Possessing a good harbour in the days of small craft, it was the most important place in Pamphylia. Alexander visited and occupied it, and there the Rhodian fleet defeated that of Antiochus the Great, and in the succeeding century the Cilician pirates established their chief seat.
An inscription found on the site shows it to have had a considerable Jewish population in early Byzantine times. The great ruins, among the most notable in Asia Minor, cover a large promontory, fenced from the mainland by a ditch and wall which has been repaired in medieval times and is singularly perfect.

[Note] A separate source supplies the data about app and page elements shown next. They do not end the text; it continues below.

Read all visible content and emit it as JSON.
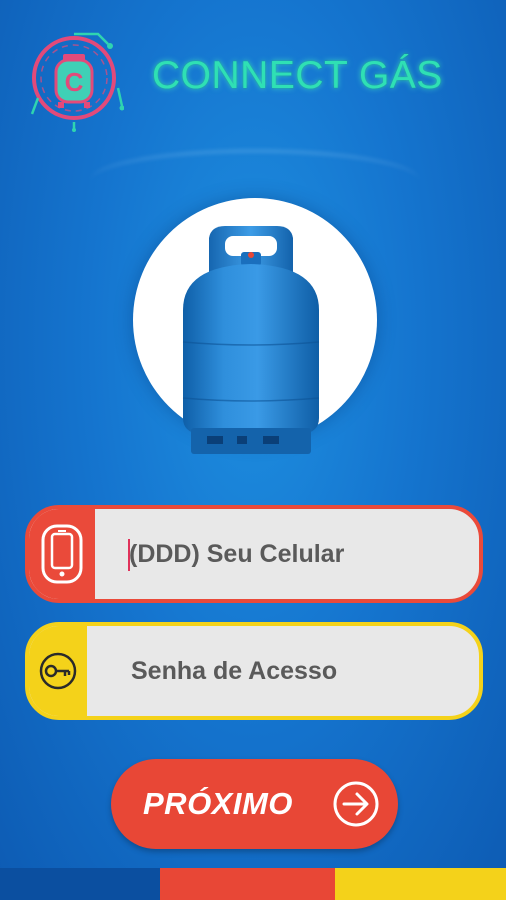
{
  "app": {
    "title": "CONNECT GÁS",
    "logo_letter": "C",
    "logo_icon": "gas-cylinder-circuit-logo"
  },
  "hero": {
    "image": "gas-cylinder-image"
  },
  "form": {
    "phone": {
      "placeholder": "(DDD) Seu Celular",
      "value": "",
      "icon": "smartphone-icon"
    },
    "password": {
      "placeholder": "Senha de Acesso",
      "value": "",
      "icon": "key-icon"
    }
  },
  "actions": {
    "next_label": "PRÓXIMO",
    "next_icon": "arrow-right-circle-icon"
  },
  "colors": {
    "background": "#1575cf",
    "title": "#2fe0b4",
    "red": "#e84736",
    "yellow": "#f4d21a",
    "dark_blue": "#0b4fa0"
  }
}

Within this is a maze of structures out of which rises the colossal ruin of the theatre, built up on arches like a Roman amphitheatre for lack of a convenient hill-side to be hollowed out in the usual Greek fashion. The auditorium is little less perfect than that of Aspendus and very nearly as large; but the scena wall has collapsed over stage and proscenium in a cataract of loose blocks. Besides the theatres, three temples, an aqueduct and a nymphaeum are noticeable.

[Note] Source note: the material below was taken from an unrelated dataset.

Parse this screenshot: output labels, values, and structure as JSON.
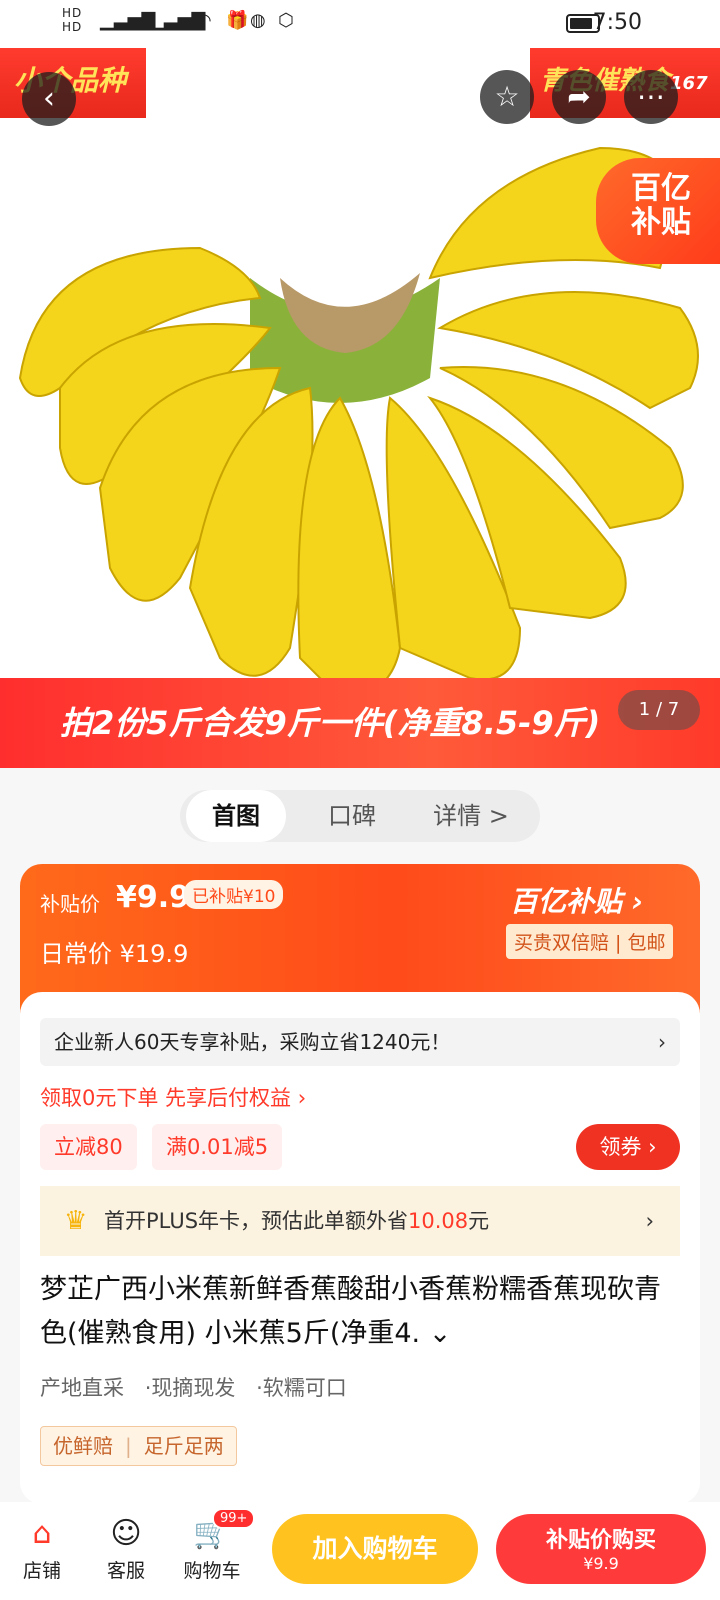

This entry was originally from the 1911 Encyclopedia Britannica.